If we feed on what the Holy Spirit communicates to us, hold it close to our hearts, coddle it, chew on it, digest it, and act on it, then we will remain connected to Him (i.e., we will “abide” in Him). Then, what He feeds us will do us good, and we will produce fruit. But if we are disconnected from Him and refuse to listen to what He tells us, or if we hear Him and don’t act on what He says, then we will not be fruitful. This is why Jesus said that without Him we could do nothing.
And in the words, “so you will be my disciples” (John 15:8), Jesus gives us a hint that if we abide in Him and His words abide in us, that we will be following His example. He had previously told His disciples He could do nothing of Himself:

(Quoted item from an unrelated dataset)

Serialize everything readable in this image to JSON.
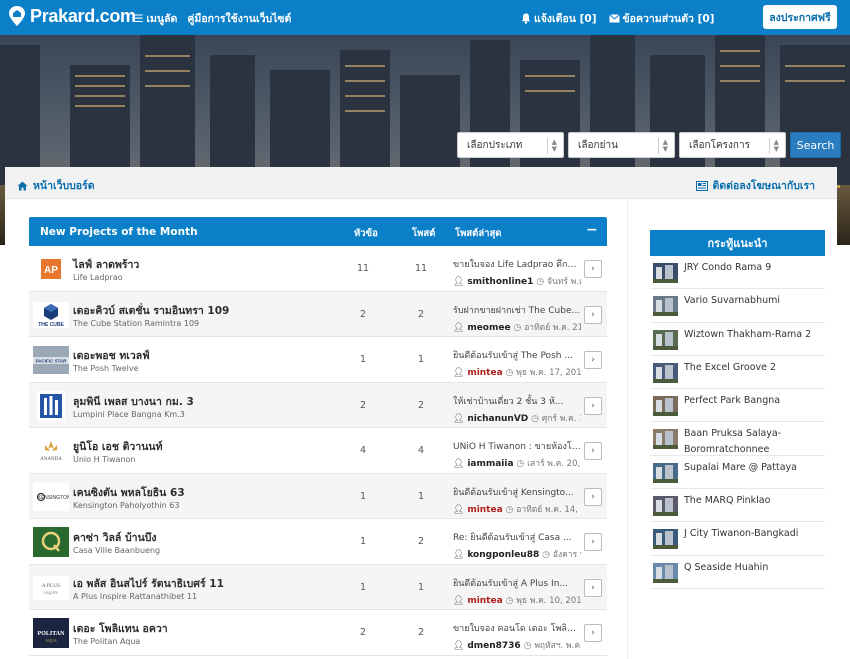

- Most assuredly, I say to you, the Son can do nothing of Himself, but what He sees the Father do; for whatever He does, the Son also does in like manner. (John 5:19)
- I can of Myself do nothing. As I hear, I judge; and My judgment is righteous, because I do not seek My own will but the will of the Father who sent Me. (John 5:30)
- When you lift up the Son of Man, then you will know that I am He, and that I do nothing of Myself; but as My Father taught Me, I speak these things. And He who sent Me is with Me. The Father has not left Me alone, for I always do those things that please Him. (John 8:28–29)
And in the metaphor of the vine and branches, He says that without Him we can do nothing. This is no coincidence. The Holy Spirit is Jesus’ Spirit, and He is our lifeline to the Godhead. Without Him, we can do nothing. If we want to be His followers, we must follow Him. And following Him means we must look to His Spirit who lives in us for guidance in everything, just as He looked to the Spirit of God who lived in Him for guidance in everything. To punctuate that point, he concluded the metaphor:
As the Father loved Me, I also have loved you; abide in My love. If you keep My commandments, you will abide in My love, just as I have kept My Father’s commandments and abide in His love.
These things I have spoken to you, that My joy may remain in you, and that your joy may be full. (John 15:9–11)
We tend to look at these verses (and others like them) through a legalistic framework. When we do, we tend to define commandments to be synonymous with law. And if we make this mistake, then we tend to interpret the sayings of Jesus in John 15:9–11 as urging us to be obedient to the demands of Scripture. And consequently, we will tend to view His statement, “If you keep My commandments, you will abide in My love,” in John 15:10 as meaning that in order to experience His love we must obey the law.
But John 15:10 is not a legalistic verse. And obedience to the law is not a pre-requisite for experiencing God’s love. And the commandments Jesus is talking about are not synonymous with the demands of law. Instead, the commandments of which He speaks are the words that proceed out of God’s mouth into our hearts through the Holy Spirit who lives in us.
The Holy Spirit’s words completely and thoroughly communicate and accentuate the love that God has for us. We are to abide in that love and carry out the things He tells us to do. And if we do what He tells us to do, and if we think what He tells us to think, and if we teach what He tells us to teach, then we are walking in the light that He shines on our paths. And then we are walking in His love. And then our lives will bring glory to God. And then we will have His joy. And then our joy will be full. This is how Jesus lived every moment of His life on earth, and it is how we should live our lives too.